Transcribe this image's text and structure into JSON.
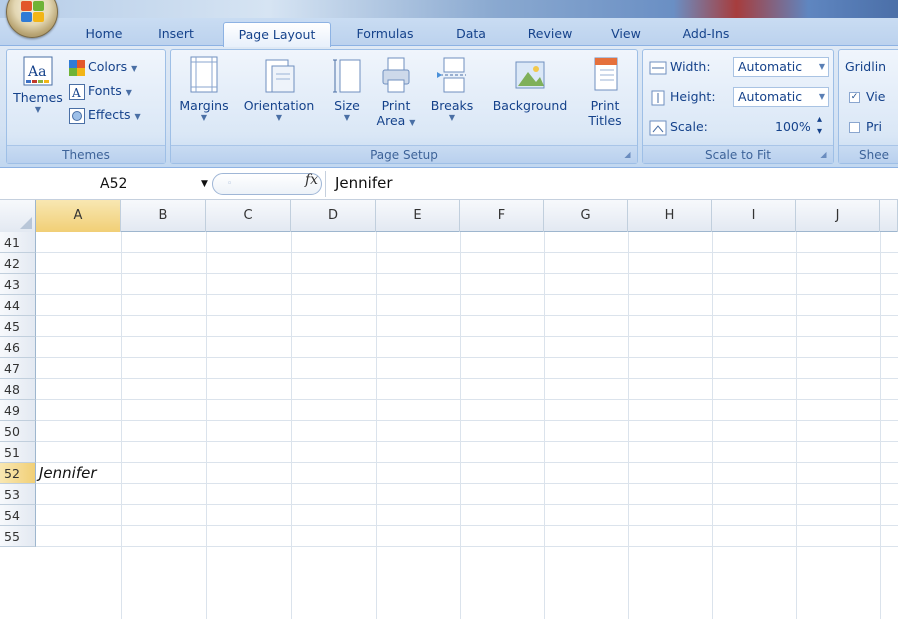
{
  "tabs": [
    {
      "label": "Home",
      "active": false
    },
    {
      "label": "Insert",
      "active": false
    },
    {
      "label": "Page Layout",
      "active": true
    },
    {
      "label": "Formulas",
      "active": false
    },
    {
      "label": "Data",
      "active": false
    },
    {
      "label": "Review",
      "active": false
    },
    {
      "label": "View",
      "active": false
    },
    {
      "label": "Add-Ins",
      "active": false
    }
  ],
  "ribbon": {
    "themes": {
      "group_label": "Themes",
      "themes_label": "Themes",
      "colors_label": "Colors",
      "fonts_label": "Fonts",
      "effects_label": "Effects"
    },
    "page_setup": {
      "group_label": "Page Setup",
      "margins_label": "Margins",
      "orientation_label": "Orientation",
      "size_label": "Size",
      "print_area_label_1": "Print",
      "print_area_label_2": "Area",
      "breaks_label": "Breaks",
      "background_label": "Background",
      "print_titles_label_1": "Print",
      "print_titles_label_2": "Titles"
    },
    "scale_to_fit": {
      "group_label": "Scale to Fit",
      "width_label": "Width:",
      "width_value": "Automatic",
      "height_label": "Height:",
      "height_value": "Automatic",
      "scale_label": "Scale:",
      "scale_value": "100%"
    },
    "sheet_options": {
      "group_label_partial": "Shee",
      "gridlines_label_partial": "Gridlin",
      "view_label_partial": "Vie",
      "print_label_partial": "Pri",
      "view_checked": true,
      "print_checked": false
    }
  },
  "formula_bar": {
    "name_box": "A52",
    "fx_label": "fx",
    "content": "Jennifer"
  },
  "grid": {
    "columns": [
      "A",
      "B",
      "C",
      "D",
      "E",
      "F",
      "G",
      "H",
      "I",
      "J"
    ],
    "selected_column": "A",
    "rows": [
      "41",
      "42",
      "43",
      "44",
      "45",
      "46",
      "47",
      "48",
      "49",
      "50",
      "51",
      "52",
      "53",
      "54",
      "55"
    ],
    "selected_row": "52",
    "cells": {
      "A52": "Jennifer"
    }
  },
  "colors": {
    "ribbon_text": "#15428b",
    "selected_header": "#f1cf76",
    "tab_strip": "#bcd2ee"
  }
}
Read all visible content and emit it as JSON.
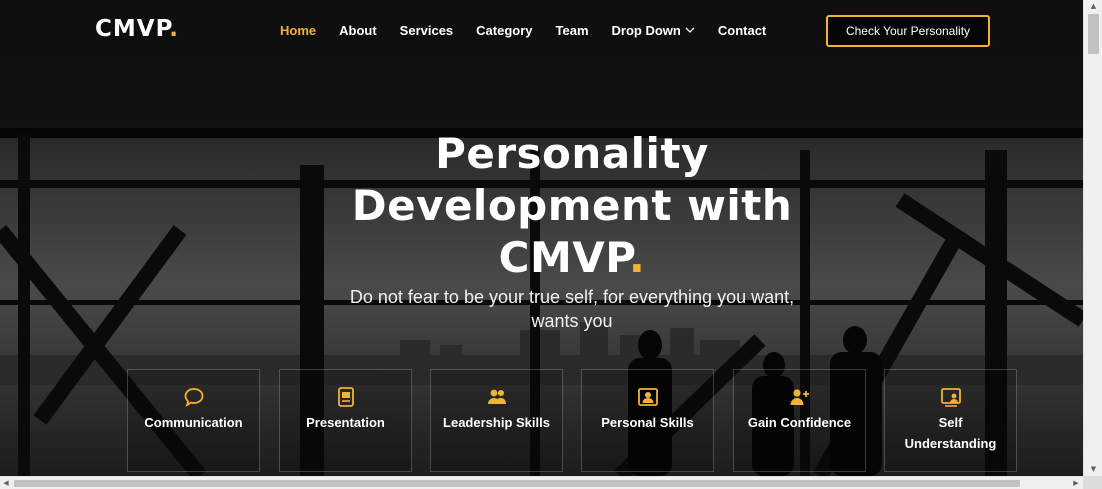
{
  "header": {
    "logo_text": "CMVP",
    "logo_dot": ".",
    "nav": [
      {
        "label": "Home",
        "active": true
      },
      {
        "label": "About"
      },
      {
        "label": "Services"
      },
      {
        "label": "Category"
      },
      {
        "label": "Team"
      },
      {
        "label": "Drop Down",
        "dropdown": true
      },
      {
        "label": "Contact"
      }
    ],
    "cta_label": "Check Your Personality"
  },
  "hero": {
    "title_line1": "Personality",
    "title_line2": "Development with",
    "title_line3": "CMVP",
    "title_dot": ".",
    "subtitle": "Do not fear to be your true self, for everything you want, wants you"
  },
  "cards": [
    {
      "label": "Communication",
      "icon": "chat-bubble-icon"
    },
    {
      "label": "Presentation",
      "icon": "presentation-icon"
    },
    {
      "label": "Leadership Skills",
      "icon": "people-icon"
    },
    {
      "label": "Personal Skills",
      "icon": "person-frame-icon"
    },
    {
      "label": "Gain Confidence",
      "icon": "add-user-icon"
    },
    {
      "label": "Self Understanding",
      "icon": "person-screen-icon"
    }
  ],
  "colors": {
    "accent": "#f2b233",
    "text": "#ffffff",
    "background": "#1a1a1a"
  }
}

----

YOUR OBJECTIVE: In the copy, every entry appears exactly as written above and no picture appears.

COMPLETED EXERCISE:
Transcribe this image's text and structure into JSON.
{
  "tabs": [
    {
      "label": "Home",
      "active": false
    },
    {
      "label": "Insert",
      "active": false
    },
    {
      "label": "Page Layout",
      "active": true
    },
    {
      "label": "Formulas",
      "active": false
    },
    {
      "label": "Data",
      "active": false
    },
    {
      "label": "Review",
      "active": false
    },
    {
      "label": "View",
      "active": false
    },
    {
      "label": "Add-Ins",
      "active": false
    }
  ],
  "ribbon": {
    "themes": {
      "group_label": "Themes",
      "themes_label": "Themes",
      "colors_label": "Colors",
      "fonts_label": "Fonts",
      "effects_label": "Effects"
    },
    "page_setup": {
      "group_label": "Page Setup",
      "margins_label": "Margins",
      "orientation_label": "Orientation",
      "size_label": "Size",
      "print_area_label_1": "Print",
      "print_area_label_2": "Area",
      "breaks_label": "Breaks",
      "background_label": "Background",
      "print_titles_label_1": "Print",
      "print_titles_label_2": "Titles"
    },
    "scale_to_fit": {
      "group_label": "Scale to Fit",
      "width_label": "Width:",
      "width_value": "Automatic",
      "height_label": "Height:",
      "height_value": "Automatic",
      "scale_label": "Scale:",
      "scale_value": "100%"
    },
    "sheet_options": {
      "group_label_partial": "Shee",
      "gridlines_label_partial": "Gridlin",
      "view_label_partial": "Vie",
      "print_label_partial": "Pri",
      "view_checked": true,
      "print_checked": false
    }
  },
  "formula_bar": {
    "name_box": "A52",
    "fx_label": "fx",
    "content": "Jennifer"
  },
  "grid": {
    "columns": [
      "A",
      "B",
      "C",
      "D",
      "E",
      "F",
      "G",
      "H",
      "I",
      "J"
    ],
    "selected_column": "A",
    "rows": [
      "41",
      "42",
      "43",
      "44",
      "45",
      "46",
      "47",
      "48",
      "49",
      "50",
      "51",
      "52",
      "53",
      "54",
      "55"
    ],
    "selected_row": "52",
    "cells": {
      "A52": "Jennifer"
    }
  },
  "colors": {
    "ribbon_text": "#15428b",
    "selected_header": "#f1cf76",
    "tab_strip": "#bcd2ee"
  }
}
Read all visible content and emit it as JSON.
{
  "header": {
    "logo_text": "CMVP",
    "logo_dot": ".",
    "nav": [
      {
        "label": "Home",
        "active": true
      },
      {
        "label": "About"
      },
      {
        "label": "Services"
      },
      {
        "label": "Category"
      },
      {
        "label": "Team"
      },
      {
        "label": "Drop Down",
        "dropdown": true
      },
      {
        "label": "Contact"
      }
    ],
    "cta_label": "Check Your Personality"
  },
  "hero": {
    "title_line1": "Personality",
    "title_line2": "Development with",
    "title_line3": "CMVP",
    "title_dot": ".",
    "subtitle": "Do not fear to be your true self, for everything you want, wants you"
  },
  "cards": [
    {
      "label": "Communication",
      "icon": "chat-bubble-icon"
    },
    {
      "label": "Presentation",
      "icon": "presentation-icon"
    },
    {
      "label": "Leadership Skills",
      "icon": "people-icon"
    },
    {
      "label": "Personal Skills",
      "icon": "person-frame-icon"
    },
    {
      "label": "Gain Confidence",
      "icon": "add-user-icon"
    },
    {
      "label": "Self Understanding",
      "icon": "person-screen-icon"
    }
  ],
  "colors": {
    "accent": "#f2b233",
    "text": "#ffffff",
    "background": "#1a1a1a"
  }
}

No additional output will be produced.